Elizabeth Howell (she/her), Ph.D., is a staff writer in the spaceflight channel since 2022 covering diversity, education and gaming as well. She was contributing writer for for 10 years before joining full-time. Elizabeth's reporting includes multiple exclusives with the White House and Office of the Vice-President of the United States, an exclusive conversation with aspiring space tourist (and NSYNC bassist) Lance Bass, speaking several times with the International Space Station, witnessing five human spaceflight launches on two continents, flying parabolic, working inside a spacesuit, and participating in a simulated Mars mission. Her latest book, "Why Am I Taller?", is co-written with astronaut Dave Williams.
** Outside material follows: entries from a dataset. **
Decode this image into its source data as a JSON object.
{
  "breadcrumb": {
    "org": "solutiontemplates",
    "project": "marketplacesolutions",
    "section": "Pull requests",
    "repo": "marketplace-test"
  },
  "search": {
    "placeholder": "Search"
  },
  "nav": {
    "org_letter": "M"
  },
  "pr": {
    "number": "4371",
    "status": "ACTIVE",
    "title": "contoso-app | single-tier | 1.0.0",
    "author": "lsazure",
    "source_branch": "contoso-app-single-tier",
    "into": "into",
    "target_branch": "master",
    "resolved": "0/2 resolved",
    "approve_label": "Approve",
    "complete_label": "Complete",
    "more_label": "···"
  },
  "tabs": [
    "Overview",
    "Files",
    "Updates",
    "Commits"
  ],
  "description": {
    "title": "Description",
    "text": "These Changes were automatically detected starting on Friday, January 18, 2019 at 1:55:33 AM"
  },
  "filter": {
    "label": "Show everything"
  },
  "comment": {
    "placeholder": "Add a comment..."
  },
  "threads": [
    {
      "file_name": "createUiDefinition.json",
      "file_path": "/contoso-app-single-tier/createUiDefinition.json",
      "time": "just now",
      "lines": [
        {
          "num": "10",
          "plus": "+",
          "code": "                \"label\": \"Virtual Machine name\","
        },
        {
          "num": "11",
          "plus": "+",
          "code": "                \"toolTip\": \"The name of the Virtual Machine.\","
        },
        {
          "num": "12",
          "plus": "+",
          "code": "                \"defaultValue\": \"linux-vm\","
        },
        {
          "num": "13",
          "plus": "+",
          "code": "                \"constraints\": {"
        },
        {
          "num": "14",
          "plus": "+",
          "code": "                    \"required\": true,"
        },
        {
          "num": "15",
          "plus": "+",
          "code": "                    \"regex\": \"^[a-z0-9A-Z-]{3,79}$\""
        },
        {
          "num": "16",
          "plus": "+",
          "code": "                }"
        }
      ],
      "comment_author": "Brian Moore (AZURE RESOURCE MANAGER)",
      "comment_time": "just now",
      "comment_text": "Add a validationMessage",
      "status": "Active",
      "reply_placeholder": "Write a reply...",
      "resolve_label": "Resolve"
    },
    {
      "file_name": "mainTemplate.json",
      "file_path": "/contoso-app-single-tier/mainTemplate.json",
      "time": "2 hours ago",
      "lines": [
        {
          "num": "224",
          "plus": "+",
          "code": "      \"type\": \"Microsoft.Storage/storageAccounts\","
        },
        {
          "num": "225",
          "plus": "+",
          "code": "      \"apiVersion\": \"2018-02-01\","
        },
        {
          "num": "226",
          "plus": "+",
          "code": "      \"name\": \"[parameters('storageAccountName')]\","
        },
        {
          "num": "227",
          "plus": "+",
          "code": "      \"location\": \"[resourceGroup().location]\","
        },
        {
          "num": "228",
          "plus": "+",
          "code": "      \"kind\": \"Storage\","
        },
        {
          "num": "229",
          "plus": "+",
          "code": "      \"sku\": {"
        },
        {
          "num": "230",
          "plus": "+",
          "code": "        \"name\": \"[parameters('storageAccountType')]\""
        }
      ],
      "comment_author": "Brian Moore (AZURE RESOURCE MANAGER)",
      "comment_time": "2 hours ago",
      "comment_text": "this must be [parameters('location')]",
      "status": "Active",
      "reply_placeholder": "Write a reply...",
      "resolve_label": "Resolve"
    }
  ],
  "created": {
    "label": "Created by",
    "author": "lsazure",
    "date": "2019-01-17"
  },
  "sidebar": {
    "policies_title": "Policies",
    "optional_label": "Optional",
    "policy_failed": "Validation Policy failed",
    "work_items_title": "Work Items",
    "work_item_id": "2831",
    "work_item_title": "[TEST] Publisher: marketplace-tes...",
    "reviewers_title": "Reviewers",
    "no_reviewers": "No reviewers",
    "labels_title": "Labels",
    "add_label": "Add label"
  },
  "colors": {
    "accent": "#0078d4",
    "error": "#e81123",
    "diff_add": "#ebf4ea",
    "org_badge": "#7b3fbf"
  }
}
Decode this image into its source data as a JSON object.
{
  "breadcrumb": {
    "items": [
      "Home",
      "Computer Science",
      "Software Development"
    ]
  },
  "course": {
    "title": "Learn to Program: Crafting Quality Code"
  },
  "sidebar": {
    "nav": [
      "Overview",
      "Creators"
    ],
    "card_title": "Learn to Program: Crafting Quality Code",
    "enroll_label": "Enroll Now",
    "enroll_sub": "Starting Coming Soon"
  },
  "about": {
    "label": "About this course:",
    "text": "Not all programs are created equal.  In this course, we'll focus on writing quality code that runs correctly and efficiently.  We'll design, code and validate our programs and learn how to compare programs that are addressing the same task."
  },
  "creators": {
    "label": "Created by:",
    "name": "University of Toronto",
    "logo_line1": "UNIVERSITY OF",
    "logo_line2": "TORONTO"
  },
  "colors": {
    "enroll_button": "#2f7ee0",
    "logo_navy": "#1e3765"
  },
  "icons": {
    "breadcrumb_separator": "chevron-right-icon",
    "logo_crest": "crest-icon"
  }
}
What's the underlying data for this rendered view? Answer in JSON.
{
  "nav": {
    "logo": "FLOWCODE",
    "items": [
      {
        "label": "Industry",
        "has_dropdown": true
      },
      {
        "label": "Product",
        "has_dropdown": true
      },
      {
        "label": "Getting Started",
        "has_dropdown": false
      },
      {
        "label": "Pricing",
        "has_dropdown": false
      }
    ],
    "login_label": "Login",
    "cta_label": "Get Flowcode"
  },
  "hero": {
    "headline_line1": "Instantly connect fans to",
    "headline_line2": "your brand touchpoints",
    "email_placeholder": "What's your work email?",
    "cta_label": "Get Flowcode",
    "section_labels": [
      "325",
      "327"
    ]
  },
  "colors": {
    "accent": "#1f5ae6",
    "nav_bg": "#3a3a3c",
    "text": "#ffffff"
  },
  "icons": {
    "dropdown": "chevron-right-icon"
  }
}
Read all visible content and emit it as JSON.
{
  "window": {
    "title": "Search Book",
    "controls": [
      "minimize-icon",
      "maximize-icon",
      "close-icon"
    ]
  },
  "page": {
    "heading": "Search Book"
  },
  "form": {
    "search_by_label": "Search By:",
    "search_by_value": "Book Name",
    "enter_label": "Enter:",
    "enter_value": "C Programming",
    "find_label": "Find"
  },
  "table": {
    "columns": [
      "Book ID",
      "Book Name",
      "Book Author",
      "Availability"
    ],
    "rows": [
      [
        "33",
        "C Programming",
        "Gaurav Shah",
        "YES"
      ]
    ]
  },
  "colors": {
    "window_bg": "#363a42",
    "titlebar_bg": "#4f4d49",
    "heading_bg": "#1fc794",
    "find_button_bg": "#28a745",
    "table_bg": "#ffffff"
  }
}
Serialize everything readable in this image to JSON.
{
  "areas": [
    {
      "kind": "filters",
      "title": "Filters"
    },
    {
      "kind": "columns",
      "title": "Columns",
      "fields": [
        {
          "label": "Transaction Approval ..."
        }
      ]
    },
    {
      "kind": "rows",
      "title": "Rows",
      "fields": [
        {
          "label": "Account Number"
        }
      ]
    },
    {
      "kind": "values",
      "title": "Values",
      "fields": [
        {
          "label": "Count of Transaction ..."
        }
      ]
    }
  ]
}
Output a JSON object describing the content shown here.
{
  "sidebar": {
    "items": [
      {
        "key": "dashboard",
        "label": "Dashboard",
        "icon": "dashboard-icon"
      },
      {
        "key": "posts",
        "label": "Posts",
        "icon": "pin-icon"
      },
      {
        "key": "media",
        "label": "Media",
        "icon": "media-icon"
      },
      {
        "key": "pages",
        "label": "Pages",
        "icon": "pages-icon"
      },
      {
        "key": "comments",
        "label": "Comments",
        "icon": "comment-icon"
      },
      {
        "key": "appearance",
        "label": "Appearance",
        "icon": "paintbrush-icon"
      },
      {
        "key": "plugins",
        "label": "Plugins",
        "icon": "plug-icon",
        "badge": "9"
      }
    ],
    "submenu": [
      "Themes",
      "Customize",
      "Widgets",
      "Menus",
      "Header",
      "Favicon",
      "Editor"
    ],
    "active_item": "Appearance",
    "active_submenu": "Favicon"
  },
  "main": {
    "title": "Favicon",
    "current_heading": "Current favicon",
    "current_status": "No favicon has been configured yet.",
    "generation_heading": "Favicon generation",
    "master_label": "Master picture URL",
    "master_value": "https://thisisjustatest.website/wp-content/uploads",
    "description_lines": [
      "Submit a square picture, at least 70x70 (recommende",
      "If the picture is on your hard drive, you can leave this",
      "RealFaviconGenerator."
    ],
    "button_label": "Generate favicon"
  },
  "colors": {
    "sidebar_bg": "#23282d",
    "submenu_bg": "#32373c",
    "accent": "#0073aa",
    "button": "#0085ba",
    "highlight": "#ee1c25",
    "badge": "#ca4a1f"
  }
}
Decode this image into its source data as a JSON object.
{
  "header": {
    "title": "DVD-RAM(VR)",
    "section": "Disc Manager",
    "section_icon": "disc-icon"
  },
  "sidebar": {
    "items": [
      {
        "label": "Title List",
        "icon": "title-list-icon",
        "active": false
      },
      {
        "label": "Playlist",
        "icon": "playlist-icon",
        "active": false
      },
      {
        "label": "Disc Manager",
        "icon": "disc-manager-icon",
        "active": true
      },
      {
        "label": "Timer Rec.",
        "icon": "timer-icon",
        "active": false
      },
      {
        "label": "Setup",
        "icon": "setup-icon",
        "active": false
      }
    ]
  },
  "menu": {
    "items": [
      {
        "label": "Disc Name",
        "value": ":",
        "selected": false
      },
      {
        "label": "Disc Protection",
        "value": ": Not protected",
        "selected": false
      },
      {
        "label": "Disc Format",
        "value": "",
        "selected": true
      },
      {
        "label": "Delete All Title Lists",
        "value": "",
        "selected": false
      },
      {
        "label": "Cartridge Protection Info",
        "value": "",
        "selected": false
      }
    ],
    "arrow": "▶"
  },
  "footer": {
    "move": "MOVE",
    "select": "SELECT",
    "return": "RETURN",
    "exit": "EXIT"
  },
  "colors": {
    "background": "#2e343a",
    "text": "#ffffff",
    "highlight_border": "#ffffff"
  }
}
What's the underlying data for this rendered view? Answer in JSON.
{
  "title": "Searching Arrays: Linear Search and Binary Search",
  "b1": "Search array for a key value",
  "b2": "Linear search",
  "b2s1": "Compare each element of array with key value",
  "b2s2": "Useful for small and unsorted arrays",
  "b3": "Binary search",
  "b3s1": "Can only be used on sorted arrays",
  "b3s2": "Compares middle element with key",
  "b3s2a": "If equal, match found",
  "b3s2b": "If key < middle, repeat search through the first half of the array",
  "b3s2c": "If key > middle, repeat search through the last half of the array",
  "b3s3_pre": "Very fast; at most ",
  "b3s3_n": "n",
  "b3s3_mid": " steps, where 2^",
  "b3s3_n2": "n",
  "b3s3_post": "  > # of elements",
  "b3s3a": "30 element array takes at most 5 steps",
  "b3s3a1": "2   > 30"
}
Elizabeth holds a Ph.D. and M.Sc. in Space Studies from the University of North Dakota, a Bachelor of Journalism from Canada's Carleton University and a Bachelor of History from Canada's Athabasca University. Elizabeth is also a post-secondary instructor in communications and science at several institutions since 2015; her experience includes developing and teaching an astronomy course at Canada's Algonquin College (with Indigenous content as well) to more than 1,000 students since 2020. Elizabeth first got interested in space after watching the movie Apollo 13 in 1996, and still wants to be an astronaut someday. Mastodon: